Yes, Vientiane! One of the most truly tranquilo capital cities Iâ€™ve ever visited, with its heavy-red-orb sunsets and sweltering sidewalks dotted with man-eating holes of raw sewage; still, there is a mood of industrious construction as the city of 600,000 struggles to keep up with the huge tourist demand that has been placed on it in the last couple of years. But this hammering and sawing is not apparent as we visit centuries-old temples, including the famous That Luang golden spire (supposedly housing a sacred hair of the Buddha).
Today, we traveled to the â€˜burbs, to the Buddhist-Hindu fantasy garden down the Mekong, known as the â€œBuddha Park,â€ where we encountered monks on field trip, and a group of hyperactive Lao children climbing everything in sight, including the 50-meter reclining Buddha.

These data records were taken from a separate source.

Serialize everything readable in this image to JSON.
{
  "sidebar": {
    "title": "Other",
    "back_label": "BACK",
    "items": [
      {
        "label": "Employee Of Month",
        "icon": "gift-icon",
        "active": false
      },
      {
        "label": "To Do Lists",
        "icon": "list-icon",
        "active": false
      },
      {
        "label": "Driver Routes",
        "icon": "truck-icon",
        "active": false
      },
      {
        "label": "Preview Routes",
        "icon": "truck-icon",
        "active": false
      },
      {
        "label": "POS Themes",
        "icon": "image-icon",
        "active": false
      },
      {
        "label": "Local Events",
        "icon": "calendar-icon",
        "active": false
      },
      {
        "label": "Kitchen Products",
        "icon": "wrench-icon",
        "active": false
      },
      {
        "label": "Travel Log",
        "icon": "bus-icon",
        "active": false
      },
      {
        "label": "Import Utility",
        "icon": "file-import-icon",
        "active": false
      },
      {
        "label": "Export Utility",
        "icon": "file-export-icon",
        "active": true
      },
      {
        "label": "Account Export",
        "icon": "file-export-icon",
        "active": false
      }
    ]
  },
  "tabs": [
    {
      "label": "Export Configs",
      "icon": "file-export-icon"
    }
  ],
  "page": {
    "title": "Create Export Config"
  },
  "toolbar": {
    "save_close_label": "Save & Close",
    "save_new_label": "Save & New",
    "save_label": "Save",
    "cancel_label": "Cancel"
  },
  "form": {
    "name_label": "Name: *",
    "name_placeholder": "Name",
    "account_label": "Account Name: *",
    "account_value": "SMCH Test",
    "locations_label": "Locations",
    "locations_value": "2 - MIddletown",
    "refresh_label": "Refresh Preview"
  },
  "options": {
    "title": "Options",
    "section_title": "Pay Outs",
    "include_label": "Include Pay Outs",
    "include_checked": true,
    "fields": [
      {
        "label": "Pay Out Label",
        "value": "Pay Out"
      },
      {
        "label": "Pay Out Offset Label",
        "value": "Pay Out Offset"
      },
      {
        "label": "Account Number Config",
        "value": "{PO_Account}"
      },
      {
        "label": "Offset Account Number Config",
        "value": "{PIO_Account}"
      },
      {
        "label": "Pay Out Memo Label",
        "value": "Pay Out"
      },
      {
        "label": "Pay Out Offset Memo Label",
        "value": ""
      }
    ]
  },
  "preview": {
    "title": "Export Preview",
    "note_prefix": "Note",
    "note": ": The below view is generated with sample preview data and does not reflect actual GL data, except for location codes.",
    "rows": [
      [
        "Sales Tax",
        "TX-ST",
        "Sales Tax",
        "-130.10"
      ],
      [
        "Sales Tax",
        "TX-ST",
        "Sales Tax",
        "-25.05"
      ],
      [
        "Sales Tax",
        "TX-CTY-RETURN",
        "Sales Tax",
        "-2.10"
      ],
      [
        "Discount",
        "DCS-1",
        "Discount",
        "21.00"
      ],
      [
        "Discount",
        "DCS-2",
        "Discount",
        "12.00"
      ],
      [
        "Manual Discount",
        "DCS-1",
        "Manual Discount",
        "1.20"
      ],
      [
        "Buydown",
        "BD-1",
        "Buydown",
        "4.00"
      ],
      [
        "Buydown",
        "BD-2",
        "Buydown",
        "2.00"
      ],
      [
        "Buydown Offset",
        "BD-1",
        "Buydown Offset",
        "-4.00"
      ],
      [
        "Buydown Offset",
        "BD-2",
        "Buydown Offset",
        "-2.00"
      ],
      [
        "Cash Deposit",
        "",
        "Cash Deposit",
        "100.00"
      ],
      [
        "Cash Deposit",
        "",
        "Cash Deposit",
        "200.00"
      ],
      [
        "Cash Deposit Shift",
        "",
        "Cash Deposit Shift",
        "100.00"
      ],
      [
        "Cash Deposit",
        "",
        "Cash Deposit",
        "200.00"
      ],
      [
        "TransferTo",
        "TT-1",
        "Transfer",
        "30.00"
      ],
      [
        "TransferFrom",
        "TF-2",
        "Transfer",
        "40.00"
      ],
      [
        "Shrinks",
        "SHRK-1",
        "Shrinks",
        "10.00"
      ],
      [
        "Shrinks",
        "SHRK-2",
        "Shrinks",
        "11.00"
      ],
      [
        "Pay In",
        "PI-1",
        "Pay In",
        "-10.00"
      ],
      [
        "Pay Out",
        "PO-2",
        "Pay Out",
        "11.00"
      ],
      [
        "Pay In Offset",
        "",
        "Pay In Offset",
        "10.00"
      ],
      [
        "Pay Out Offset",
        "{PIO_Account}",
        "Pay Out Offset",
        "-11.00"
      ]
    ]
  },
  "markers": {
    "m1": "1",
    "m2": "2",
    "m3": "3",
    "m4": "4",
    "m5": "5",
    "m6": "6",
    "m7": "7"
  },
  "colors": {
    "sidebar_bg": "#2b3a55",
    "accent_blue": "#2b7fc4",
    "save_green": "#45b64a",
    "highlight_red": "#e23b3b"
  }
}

Returning to the outskirts of town, we visited Wat Sok Pa Luang, which used to be a purely forest monastery, but is now engulfed by expanding neighborhoods. There, I sweated in the herbal sauna, and received an open-air massage while Tay stumbled upon a massive Buddhist funeral ceremony, as she joined hundreds of people who listened to monks chant and bless a decorated body before it was set aflame. I found her afterwards chatting with some French travelers while the fire smoldered nearby; then we all headed to the bote for the watâ€™s weekly meditation session for Westerners.
A full day, indeed. Back to the city center, I find the Maison du CafÃ© to pass some time while Tay browses a few more crafts shops: Buddha statues, Lao silk, ornate antique opium pipes, paper parasols, and tribal quilts. She ends up purchasing a 100-year-old â€œbookâ€ of ancient Pali script engraved onto a stack of bound bamboo “pages.”
After my coffee, we walk to our 55-year-old guesthouse by the river ($10 for air-con, fridge, private bath, and breakfast), and pack our bags for the nightâ€™s travel. We are booked in a second-class bogey to Bangkok, â€œThe Big Mango,â€ where things will be decidedly different for our last couple of days in Southeast Asia.